The studies of using 25b essential oils as attractants for monitoring and control of pests has been going on for decades as a matter of fact since the 70’s.
Studies show that methyl eugenol has been used effectively for the monitoring and control of several species of fruit flies but methyl eugenol is not as safe as you mihgt think, it has been identified as a carcinogen.
Methyl eugenol: Its occurrence, distribution, and role in nature, especially in relation to insect behavior and pollination
This review discusses the occurrence and distribution (within a plant) of methyl eugenol in different plant species (> 450) from 80 families spanning many plant orders, as well as various roles this chemical plays in nature, especially in the interactions between tephritid fruit flies and plants.
Candidate Substitutes for Methyl Eugenol as Attractants for the Area-wide Monitoring and Control of the Oriental Fruitfly, Dacus dorsalis Hendel (Diptera: Tephritidae)
The recent finding that methyl eugenol, a widely used lure for the oriental fruitfly, is a liver carcinogen for the mouse suggested developing substitute lures for monitoring and controlling of this insect that are not susceptible to in vivo metabolism to active carcinogens.
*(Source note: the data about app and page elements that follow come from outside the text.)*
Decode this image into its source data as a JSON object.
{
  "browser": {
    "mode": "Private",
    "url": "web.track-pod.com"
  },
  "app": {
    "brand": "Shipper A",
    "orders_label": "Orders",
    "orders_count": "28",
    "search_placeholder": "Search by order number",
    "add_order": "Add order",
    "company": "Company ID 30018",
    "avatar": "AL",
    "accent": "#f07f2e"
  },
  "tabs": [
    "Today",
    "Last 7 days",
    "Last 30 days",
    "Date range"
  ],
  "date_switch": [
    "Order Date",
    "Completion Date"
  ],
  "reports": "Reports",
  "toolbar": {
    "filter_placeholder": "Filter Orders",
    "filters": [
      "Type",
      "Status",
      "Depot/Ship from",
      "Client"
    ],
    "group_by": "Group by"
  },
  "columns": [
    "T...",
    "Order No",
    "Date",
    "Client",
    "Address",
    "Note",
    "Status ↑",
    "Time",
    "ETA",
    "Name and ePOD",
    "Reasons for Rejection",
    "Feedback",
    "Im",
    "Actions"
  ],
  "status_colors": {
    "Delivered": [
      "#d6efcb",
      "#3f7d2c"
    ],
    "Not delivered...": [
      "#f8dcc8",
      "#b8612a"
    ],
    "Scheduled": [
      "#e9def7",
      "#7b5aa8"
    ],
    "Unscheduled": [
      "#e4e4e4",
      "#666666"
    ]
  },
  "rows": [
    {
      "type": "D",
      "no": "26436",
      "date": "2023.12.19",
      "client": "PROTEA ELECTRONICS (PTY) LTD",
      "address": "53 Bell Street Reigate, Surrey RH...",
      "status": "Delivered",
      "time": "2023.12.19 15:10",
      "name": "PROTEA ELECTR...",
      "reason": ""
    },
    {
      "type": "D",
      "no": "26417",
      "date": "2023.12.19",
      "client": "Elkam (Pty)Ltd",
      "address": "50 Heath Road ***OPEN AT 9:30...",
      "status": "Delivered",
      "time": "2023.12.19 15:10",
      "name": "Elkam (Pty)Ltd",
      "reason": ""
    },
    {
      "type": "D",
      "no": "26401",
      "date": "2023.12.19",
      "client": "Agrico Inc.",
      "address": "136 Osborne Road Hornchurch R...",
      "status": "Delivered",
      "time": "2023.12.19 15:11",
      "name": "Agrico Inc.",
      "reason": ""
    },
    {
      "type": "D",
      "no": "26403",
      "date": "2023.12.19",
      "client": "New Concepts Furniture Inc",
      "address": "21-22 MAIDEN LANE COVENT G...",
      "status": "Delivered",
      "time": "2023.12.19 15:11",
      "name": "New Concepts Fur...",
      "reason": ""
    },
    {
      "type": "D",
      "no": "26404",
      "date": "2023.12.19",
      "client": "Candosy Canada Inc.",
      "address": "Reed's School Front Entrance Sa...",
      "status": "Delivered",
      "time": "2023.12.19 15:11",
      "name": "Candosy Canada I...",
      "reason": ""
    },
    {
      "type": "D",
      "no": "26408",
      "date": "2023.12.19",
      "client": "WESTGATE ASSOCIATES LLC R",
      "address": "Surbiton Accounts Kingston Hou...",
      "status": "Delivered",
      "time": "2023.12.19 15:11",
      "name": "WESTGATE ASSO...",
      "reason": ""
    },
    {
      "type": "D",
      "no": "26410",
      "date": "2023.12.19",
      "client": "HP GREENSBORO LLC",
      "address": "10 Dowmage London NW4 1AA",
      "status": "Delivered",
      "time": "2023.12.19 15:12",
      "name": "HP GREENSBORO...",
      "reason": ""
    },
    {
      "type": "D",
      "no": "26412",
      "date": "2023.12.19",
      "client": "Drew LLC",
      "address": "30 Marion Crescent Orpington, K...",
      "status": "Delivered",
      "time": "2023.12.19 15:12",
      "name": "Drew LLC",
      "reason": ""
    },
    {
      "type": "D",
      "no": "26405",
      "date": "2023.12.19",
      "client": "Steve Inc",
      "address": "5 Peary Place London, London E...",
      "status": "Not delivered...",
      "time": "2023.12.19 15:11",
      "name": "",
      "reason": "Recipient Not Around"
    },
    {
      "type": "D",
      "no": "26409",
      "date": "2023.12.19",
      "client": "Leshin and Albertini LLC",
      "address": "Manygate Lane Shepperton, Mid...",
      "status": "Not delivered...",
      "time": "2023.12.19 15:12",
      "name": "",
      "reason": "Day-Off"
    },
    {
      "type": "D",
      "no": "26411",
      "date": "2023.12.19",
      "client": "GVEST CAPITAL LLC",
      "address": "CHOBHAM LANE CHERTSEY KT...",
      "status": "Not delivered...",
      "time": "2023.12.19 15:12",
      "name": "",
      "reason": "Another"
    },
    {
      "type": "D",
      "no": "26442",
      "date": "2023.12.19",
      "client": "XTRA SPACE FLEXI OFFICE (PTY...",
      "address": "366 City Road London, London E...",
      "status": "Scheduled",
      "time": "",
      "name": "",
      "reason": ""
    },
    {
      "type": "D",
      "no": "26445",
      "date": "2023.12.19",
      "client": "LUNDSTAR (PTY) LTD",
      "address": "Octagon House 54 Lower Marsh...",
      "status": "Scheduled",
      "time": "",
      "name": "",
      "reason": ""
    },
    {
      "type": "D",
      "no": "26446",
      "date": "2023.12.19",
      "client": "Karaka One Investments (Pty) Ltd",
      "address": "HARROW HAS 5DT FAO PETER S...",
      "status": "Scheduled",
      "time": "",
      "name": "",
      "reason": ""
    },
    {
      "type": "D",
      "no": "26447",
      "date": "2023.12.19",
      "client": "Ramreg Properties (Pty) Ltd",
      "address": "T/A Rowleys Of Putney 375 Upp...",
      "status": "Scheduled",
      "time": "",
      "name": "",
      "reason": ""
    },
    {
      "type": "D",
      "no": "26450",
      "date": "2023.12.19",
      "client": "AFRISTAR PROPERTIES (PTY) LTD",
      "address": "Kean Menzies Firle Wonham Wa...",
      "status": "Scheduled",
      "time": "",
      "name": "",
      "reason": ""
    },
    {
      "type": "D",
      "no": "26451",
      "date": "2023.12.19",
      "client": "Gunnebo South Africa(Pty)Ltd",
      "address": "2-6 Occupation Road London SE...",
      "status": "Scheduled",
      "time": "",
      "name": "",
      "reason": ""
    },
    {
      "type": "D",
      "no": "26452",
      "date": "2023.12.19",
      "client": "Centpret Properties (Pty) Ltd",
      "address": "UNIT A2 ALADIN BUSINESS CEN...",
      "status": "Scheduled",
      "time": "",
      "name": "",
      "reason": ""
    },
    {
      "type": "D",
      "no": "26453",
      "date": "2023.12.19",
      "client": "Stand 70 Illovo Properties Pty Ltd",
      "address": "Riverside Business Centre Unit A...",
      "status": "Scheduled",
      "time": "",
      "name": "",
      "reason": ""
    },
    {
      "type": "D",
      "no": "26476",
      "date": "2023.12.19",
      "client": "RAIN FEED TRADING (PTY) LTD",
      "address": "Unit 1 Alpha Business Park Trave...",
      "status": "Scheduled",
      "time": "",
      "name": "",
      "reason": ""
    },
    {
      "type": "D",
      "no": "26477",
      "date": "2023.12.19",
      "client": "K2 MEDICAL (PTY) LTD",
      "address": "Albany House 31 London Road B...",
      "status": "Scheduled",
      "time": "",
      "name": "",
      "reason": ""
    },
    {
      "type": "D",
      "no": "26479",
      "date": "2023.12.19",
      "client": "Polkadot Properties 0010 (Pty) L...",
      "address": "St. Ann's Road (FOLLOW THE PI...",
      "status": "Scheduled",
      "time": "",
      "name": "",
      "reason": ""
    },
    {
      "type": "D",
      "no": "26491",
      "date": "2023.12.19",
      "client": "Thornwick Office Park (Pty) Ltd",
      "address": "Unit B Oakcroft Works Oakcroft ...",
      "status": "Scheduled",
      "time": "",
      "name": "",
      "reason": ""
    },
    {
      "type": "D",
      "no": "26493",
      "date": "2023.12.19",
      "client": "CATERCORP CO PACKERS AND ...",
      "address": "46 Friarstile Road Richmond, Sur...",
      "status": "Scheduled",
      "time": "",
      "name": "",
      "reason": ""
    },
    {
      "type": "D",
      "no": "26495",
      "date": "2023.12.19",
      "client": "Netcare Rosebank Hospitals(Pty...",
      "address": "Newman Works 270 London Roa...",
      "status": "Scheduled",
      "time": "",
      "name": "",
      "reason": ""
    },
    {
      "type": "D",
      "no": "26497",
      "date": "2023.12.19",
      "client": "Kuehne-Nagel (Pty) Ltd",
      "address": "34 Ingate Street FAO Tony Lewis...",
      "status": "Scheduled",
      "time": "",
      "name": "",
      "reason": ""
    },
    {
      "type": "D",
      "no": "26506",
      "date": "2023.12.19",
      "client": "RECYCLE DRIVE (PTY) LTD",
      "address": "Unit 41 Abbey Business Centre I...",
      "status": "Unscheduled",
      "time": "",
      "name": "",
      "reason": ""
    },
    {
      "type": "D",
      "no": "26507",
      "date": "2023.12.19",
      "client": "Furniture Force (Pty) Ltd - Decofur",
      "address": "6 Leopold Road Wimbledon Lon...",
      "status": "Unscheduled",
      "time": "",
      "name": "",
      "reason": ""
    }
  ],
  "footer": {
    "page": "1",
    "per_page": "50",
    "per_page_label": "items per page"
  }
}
Study of the molecular requirements for maximum attraction of the oriental fruitfly and for minimal likelihood of metabolism to active carcinogens suggested several methyl eugenol isosteres that might be useful replacements. Three compounds were selected on the basis of laboratory and preliminary field evaluation as promising replacements: 3,4-dimethoxypropylbenzene, 3,4-dimethoxyethoxybenzene, and 3,4-dimethoxymethoxymethylbenzene.
Attraction of Female and Male Bactrocera papayae to Conspecific Males Fed with Methyl Eugenol and Attraction of Females to Male Sex Pheromone Components.
The attraction of female and male Bactrocera papayae to conspecific males fed with methyl eugenol (ME) and female attraction to male synthetic sex pheromone, trans-coniferyl alcohol (CF), were evaluated in a wind tunnel. Earlier and greater attraction were exhibited by both females and males to ME-fed than to non-ME-fed males as dusk approaches.
Methyl Eugenol and Cue-Lure Traps for Suppression of Male Oriental Fruit Flies and Melon Flies (Diptera: Tephritidae) in Hawaii: Effects of Lure Mixtures and Weathering
Methyl eugenol (4-allyl-1,2-dimethoxybenzene-carboxylate) and cue-lure [4-(p-acetoxyphenyl)-2-butanone] are highly attractive kairomone lures to oriental fruit fly, Bactrocera dorsalis (Hendel), and melon fly, B. cucurbitae (Coquillett), respectively. Plastic bucket traps were evaluated as dispensers for methyl eugenol and cue-lure for suppression of the 2 fruit flies in Hawaii. Methyl eugenol and cue-lure mixtures were compared with pure methyl eugenol or cue-lure over 4 seasons. B. dorsalis captures differed significantly with treatment and season. B. dorsalis captures with 100% methyl-eugenol were significantly greater than all other treatments (25, 50, and 75%). B. cucurbitae captures also differed significantly with treatment but not with season. Captures with 100, 75, and 50% cue-lure were not significantly different.
Attraction of the Jackfruit Fly, Dacus umbrosus F. (Diptera : Tephritidae)and Lace Wing, Chrysopa sp. (Neuroptera : Chrysopidae) by Lure Traps Baited with Methyl Eugenol and Cue-lure in the Philippines 1975